Looking at Brunswick Corporation, we can find information in their annual report to estimate their annual tax rate. By taking the difference of the income before taxes and the income after taxes, and then dividing that by the income before taxes, we estimate that Brunswick Corporation had a tax rate of 14. 39% in 2009. |Brunswick Corp |2009 (In Millions) | |Income Before Taxes |-684. 7 | |Income After Taxes |-586. 2 | |Effective Tax Rate |14. 39% |

Dividing Brunswick Corporations interest expenses in 2009 by their total debt (long term plus short term) gives us a cost of debt of 10. 12%. |Total Debt (Short Term + Long Term) |850. 9 | |Interest Expense |86. 1 | |Cost of Debt |10. 12% | Cost of Equity The current beta of Brunswick Corporation is 3. 31. We estimate the risk free rate to be 4% (approximately close to the current 30 year t-bill rate) and the market risk premium to be 8% (an estimate).

Then Cost of Equity= 4%+3. 31*(8%-4%)=17% WACC Using a market capitalization of 1. 5 billion and a total firm value of 2. 3509 billion, we then have all of the components needed to calculate the WACC. WACC=(1-14. 39%)*(850. 9/2350. 9)*10. 12%+17%*(1500/2350. 9)=14. 14% Similar calculations carried out against Marine Products Corporation give us a WACC of 8. 84%. This low WACC may be influenced because the company carries no debt. All numbers used in the calculations can be found in the attached spreadsheets. Summarizing the results, we find: | |Brunswick |Marine Products | |WACC |14. 4% |8. 84% | |MIRR Melville |14. 72% |10. 82% | |MIRR Broadside |14. 86% |10. 95% | |MIRR Turbine |14. 49% |10. 66% | All three projects have a return above the WACC for both Brunswick Corporation and MPC. If any of the projects were under consideration individually, they would likely be accepted.

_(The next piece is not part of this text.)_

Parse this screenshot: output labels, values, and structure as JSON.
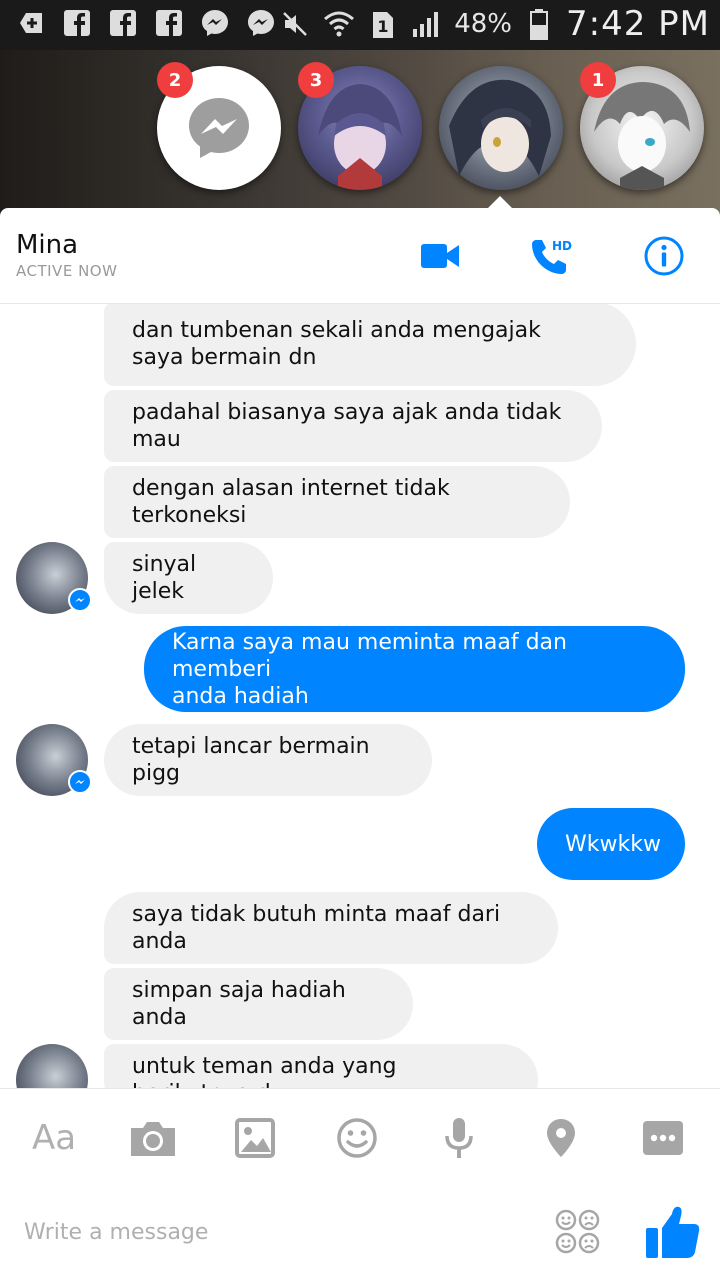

Since the projects are not mutually exclusive however, we cannot determine whether all three projects would be accepted without seeing the full marginal cost of capital schedule.

Other factors may influence these numbers including our estimations of the market risk premium, Marine Product Corporation’s cost of debt which may be required to fund these projects, and other changes to the economy which may have taken place in the time period between PBP’s consideration of the projects and the year 2009 (when we made our calculations for Brunswick Corp. and MPC). References http://www. brunswick. com http://www. marineproductscorp. com http://finance. yahoo. com http://findarticles. com/p/articles/mi_m0OOL/is_3_5/ai_n6272119/pg_2/? tag=content;col1 http://www. investopedia. com/university/dcf/dcf5. asp Cases in Financial Management (Case Book) Fundamentals of Financial Management (Text Book)